(Problem): Copy all lines in the material holding the string "месяцев".

(Excerpted data):

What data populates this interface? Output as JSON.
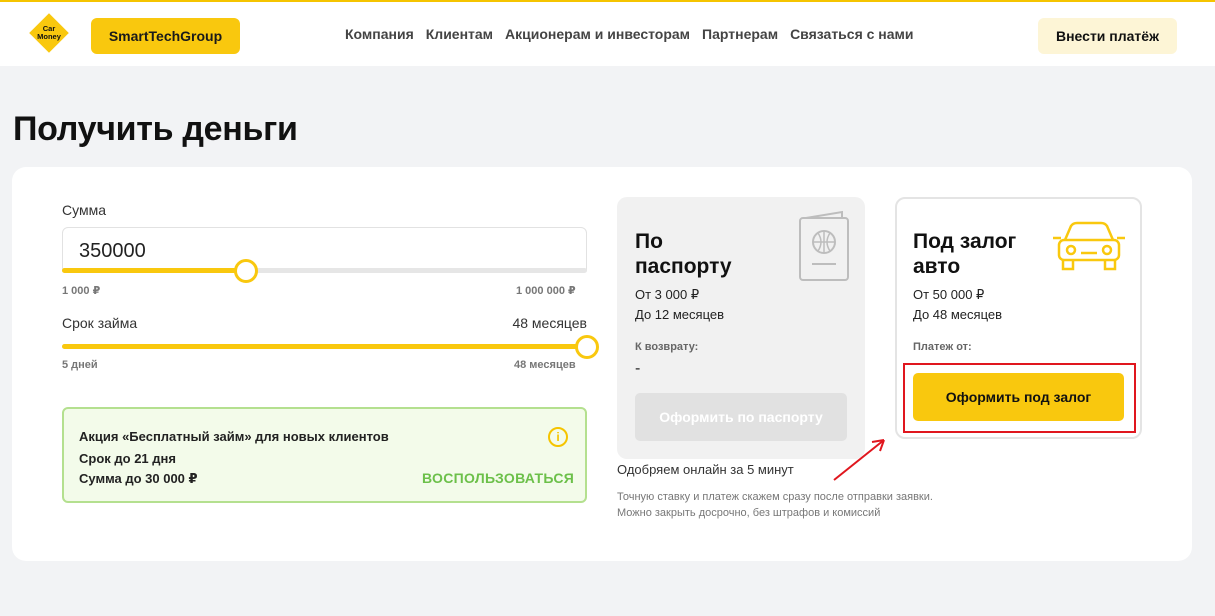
{
  "header": {
    "logo_text_1": "Car",
    "logo_text_2": "Money",
    "brand_button": "SmartTechGroup",
    "nav": [
      "Компания",
      "Клиентам",
      "Акционерам и инвесторам",
      "Партнерам",
      "Связаться с нами"
    ],
    "pay_button": "Внести платёж"
  },
  "page_title": "Получить деньги",
  "form": {
    "amount_label": "Сумма",
    "amount_value": "350000",
    "amount_min": "1 000 ₽",
    "amount_max": "1 000 000 ₽",
    "amount_fraction": 0.35,
    "term_label": "Срок займа",
    "term_value": "48 месяцев",
    "term_min": "5 дней",
    "term_max": "48 месяцев",
    "term_fraction": 1.0
  },
  "promo": {
    "title": "Акция «Бесплатный займ» для новых клиентов",
    "line1": "Срок до 21 дня",
    "line2": "Сумма до 30 000 ₽",
    "action": "ВОСПОЛЬЗОВАТЬСЯ",
    "info_icon": "i"
  },
  "passport_option": {
    "title_1": "По",
    "title_2": "паспорту",
    "from": "От 3 000 ₽",
    "to": "До 12 месяцев",
    "return_label": "К возврату:",
    "return_value": "-",
    "button": "Оформить по паспорту",
    "icon": "passport-icon"
  },
  "car_option": {
    "title_1": "Под залог",
    "title_2": "авто",
    "from": "От 50 000 ₽",
    "to": "До 48 месяцев",
    "payment_label": "Платеж от:",
    "button": "Оформить под залог",
    "icon": "car-icon"
  },
  "approve_text": "Одобряем онлайн за 5 минут",
  "note_1": "Точную ставку и платеж скажем сразу после отправки заявки.",
  "note_2": "Можно закрыть досрочно, без штрафов и комиссий",
  "colors": {
    "accent": "#f9c80e",
    "promo_green": "#6cc04a",
    "highlight": "#e0161e"
  }
}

(Answer section):
    "term_value": "48 месяцев",
    "term_max": "48 месяцев",
    "to": "До 12 месяцев",
    "to": "До 48 месяцев",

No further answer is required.